Chef of the century, he has named by the Gault Millau restaurant guide 20 years ago.
For decades, one of the most important and influential French chefs in the world.
25 Michelin stars to his name, making him the most starred chef in the world.
Mentor to some of the biggest names in cooking today.
And tonight I was going to his main restaurant, l'Atelier de Joel Robuchon. 2 Michelin stars. #29 in the San Pellegrino world's top 100 restaurants.
It's fair to say that I was looking forward to this meal. When it comes to big names in food, there are only a couple that deserve the same level of regard.
L'Atelier de Joel Robuchon is an interesting French restaurant. Firstly, the are only bookings for the first sitting. After that, you can rock up and try your luck. Secondly, it looks NOTHING like a French restaurant. The whole concept is a lot closer to a Japanese restaurant, with an open kitchen and all of the diners sitting along a bench. Between the bench and the kitchen is a few staff to take orders and ferry food. And in another non-French twist, sharing of dishes is almost encouraged.
We get there at 6.30 for our booking and it's already busy. Which shouldn't be a surprise, because the doors open at 6.30 and that's when all the bookings are. The crowd causes anticipation to build.
We're seated next to a group talking about insurance and some quiet couples and kick things off with an absolutely smashing champagne. Rather than ordering off the menu (which looks popular with others) we decide to just go the tasting menu. We let the sommelier do the matching wines for us.
I thought we might have to wait for our food with so many people arriving at the same time, but the dishes start flying out. Caviar with smoked fish and potatoes is delicious. The tomato salad is a simple selection of different tomatoes but tastes incredibly good. Foie gras with beans is the first classic dish of the night. Sweet and savoury in perfect harmony. The wine matching was a dud (the assistant sommelier had a go) but that dish was spectacular. The sommelier came back for the egg and mushroom dish and the dish was transformed into something excellent.
So we got through the tasting menu and it was all fantastic. An excellent experience. But... there were two things bothering me:
1.It was raining outside and we didn't have an umbrella.
2.I hadn't tried the langoustines. My beloved shellfish.
Rather than coffee we decided to go for a dessert wine to finish off with. But I felt like I just HAD to try more of Robuchon's food, so I got another dessert based on their recommendation for what would match the wine we got. The arabica. A dreadnaught of coffee excellence. Coffee beans, coffee mouse and a kind of coffee pastry in a glass.

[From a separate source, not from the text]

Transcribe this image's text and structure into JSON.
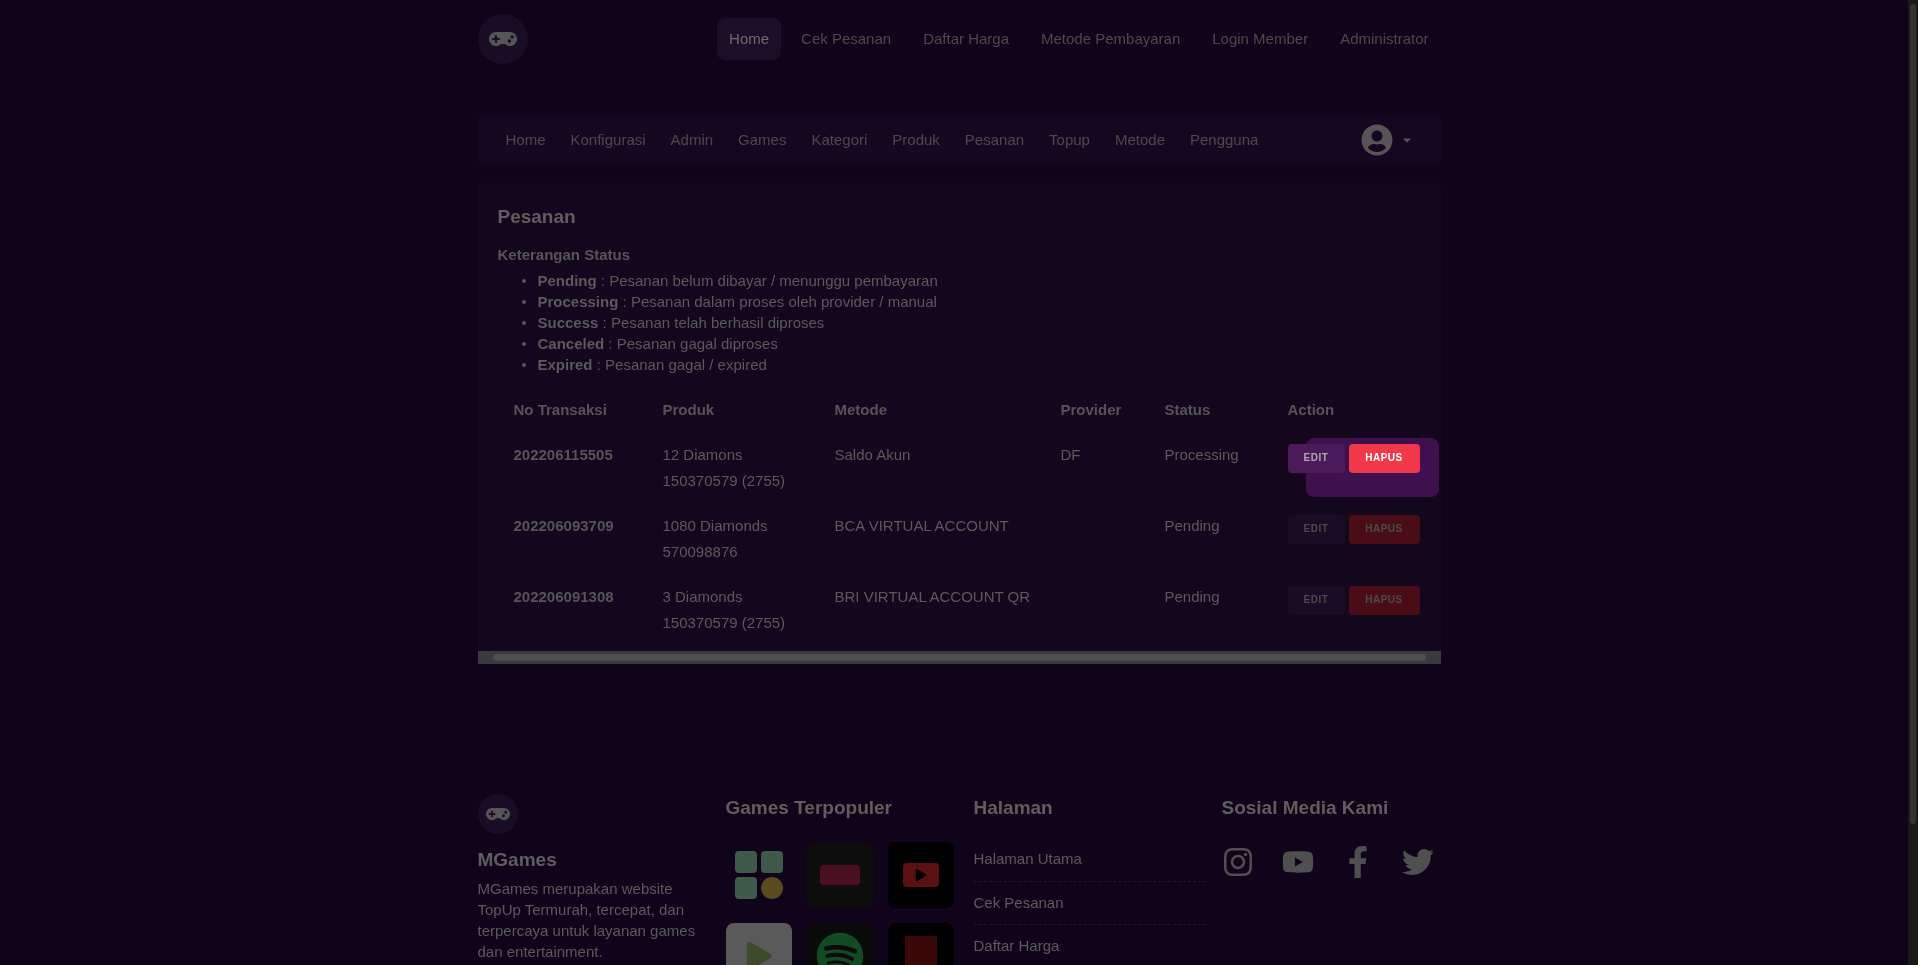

Delicious.
The rain continued to fall.
I made the move. Let's go the langoustines.
They were good. Damn good. I was happy.
But it was still raining.
We asked for a suggestion from the sommelier/waiter. He said he'd surprise us. What came back was one of the best dishes I've ever eaten. Bone marrow on toast. So simple, but SO FREAKING GOOD. Bone marrow was piled up high on the toast and each bite released a torrent of delicious, salty fat. Wow.
I should have left it there. But it was still raining. Heavily. Something was telling me to stay. Jesus likes Robuchon's food too maybe?
Again, waiter/sommelier was given carte blanche to bring anything. He brought the pig trotters. Beautiful. A mix of fat, sweet meat, crunch, breadcrumbs, salt. You know, the good things in life.
It was still raining but it couldn't keep going like this.
We got wet.
I had one of the best dining experiences of my life. Alongside Marque and Momofuku Ko, I have a new top 3.
So should this be given third Michelin star? Can you give something three stars if you sit at a counter? The food was all about great produce, it wasn't about showing off a stack of techniques or putting dozens of elements on a plate. Does it need to?
I don't want to think about it really. This dinner doesn't need to be analysed or considered like other fine dining experiences sometimes do. It just took incredible food and gave you as much of it as you wanted. You dictated the terms of the meal. Not the restaurant, like most other places do.
Michelin star tally: 16